For nearly seven years now, polls have consistently ranked jobs and the economy as the top concerns of the American people, far outpacing non-economic issues and our collective fears of jihad and terrorism. President Obama acknowledged as much in his latest State of the Union address by once again calling for increased spending on infrastructure and training.
Unmentioned, paradoxically, was that if all levels of government actually increased spending in those areas, that investment would primarily be realized in urban settings. It's not hard to see why: The nation's economic engines are for the most part located in its metropolitan regions, the geographical space that houses 81 percent of its population while consuming only 3 percent of its land mass, according to the Census Bureau.
This is not to argue that government policy should only include investment in metropolitan regions at the expense of rural areas. Agriculture, mining and other industrial sectors tend to be located outside metropolitan regions and certainly merit public-policy considerations. Rather, the president had an opening to reflect on the role of metropolitan America as the harbinger of future opportunities, economic progress, and growth and development, but passed it by as if geography did not matter. It does.
Public investment in infrastructure and human or social capital combine to provide a societal foundation for dynamic economic growth and development by connecting the various economic sectors and industries. Innovation, entrepreneurship and patentable ideas are concentrated in metropolitan areas and supported by public investment in infrastructure and human capital. Why is it so difficult, then, to knit together a transformative economic strategy that is explicitly rooted in and mediated by a metropolitan- or urban-focused set of policies?
This is a particularly troubling question in light of the extraordinary costs of deferred maintenance on existing urban infrastructure, let alone the need to invest in new assets. "Shovel-ready" should not be the criterion for public investment, even if it does hold the possibility of stimulating short-term local and state investment and putting money in workers' pockets. The greater need is for the infrastructure that is already in place. Why invest in more and expanded infrastructure when its current state is so poor? Why subsidize sprawl when our fixed assets need repair? A cooperative federal program could leverage local and state dollars to repair or replace deteriorated assets and employ idle hands immediately, with no need for new plans, environmental impact statements or land acquisition.
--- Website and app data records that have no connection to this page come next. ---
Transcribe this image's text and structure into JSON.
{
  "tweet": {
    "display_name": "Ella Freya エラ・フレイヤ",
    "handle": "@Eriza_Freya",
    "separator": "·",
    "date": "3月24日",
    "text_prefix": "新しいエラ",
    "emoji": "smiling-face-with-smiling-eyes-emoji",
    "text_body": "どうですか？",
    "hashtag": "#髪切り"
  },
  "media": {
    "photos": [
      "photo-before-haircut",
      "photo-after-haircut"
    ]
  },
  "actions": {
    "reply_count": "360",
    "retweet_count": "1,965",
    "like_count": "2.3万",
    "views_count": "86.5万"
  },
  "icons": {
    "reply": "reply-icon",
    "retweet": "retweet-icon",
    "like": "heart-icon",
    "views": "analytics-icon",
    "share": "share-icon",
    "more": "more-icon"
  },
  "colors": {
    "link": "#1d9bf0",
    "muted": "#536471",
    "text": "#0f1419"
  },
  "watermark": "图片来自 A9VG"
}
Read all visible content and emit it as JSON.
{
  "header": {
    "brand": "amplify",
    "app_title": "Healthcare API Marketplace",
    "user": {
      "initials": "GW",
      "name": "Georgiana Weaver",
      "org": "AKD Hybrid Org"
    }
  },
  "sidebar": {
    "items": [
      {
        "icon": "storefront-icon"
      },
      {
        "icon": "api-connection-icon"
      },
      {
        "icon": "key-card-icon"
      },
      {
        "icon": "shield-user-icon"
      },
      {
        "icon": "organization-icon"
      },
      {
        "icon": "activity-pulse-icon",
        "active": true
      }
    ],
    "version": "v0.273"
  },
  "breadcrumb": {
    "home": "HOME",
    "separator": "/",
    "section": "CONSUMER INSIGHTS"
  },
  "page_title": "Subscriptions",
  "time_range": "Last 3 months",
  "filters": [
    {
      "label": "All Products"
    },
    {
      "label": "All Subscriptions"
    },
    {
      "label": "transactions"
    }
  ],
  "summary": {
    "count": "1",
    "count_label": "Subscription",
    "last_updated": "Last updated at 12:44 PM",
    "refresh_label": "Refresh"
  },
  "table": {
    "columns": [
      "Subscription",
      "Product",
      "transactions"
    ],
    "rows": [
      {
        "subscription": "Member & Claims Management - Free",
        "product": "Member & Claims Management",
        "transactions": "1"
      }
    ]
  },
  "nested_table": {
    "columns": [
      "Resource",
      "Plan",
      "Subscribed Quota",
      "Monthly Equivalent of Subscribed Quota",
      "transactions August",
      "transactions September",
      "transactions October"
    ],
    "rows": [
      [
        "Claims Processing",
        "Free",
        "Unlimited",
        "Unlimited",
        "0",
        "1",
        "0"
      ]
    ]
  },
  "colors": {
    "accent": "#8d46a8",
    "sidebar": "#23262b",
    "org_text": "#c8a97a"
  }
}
If new or expanded infrastructure projects are required, there must be an economic demand for those economic activities, and the political entities that gain from them should pay the lion's share of their costs. Local governments should be required to invest an amount that demonstrates the need for the new or expanded assets and to establish maintenance funds sufficient for the life of that infrastructure.
The president's proposal to augment infrastructure investment ought to be a deliberately urban policy to funnel federal, state and local funds into regions and metropolitan areas. The modern economy is not demarcated by the political boundaries of states or cities. Its engines of growth are metropolitan regions.
During the Great Depression, billions were spent to stimulate the economy and build new infrastructure for a heavy-manufacturing economy. Eight decades later, maintenance of an infrastructure serving a networked knowledge economy must trump our voracious appetite to build, build, build.
VOICES is curated by the Governing Institute, which seeks out practitioners and observers whose perspective and insight add to the public conversation about state and local government. For more information or to submit an article to be considered for publication, please contact editor John Martin.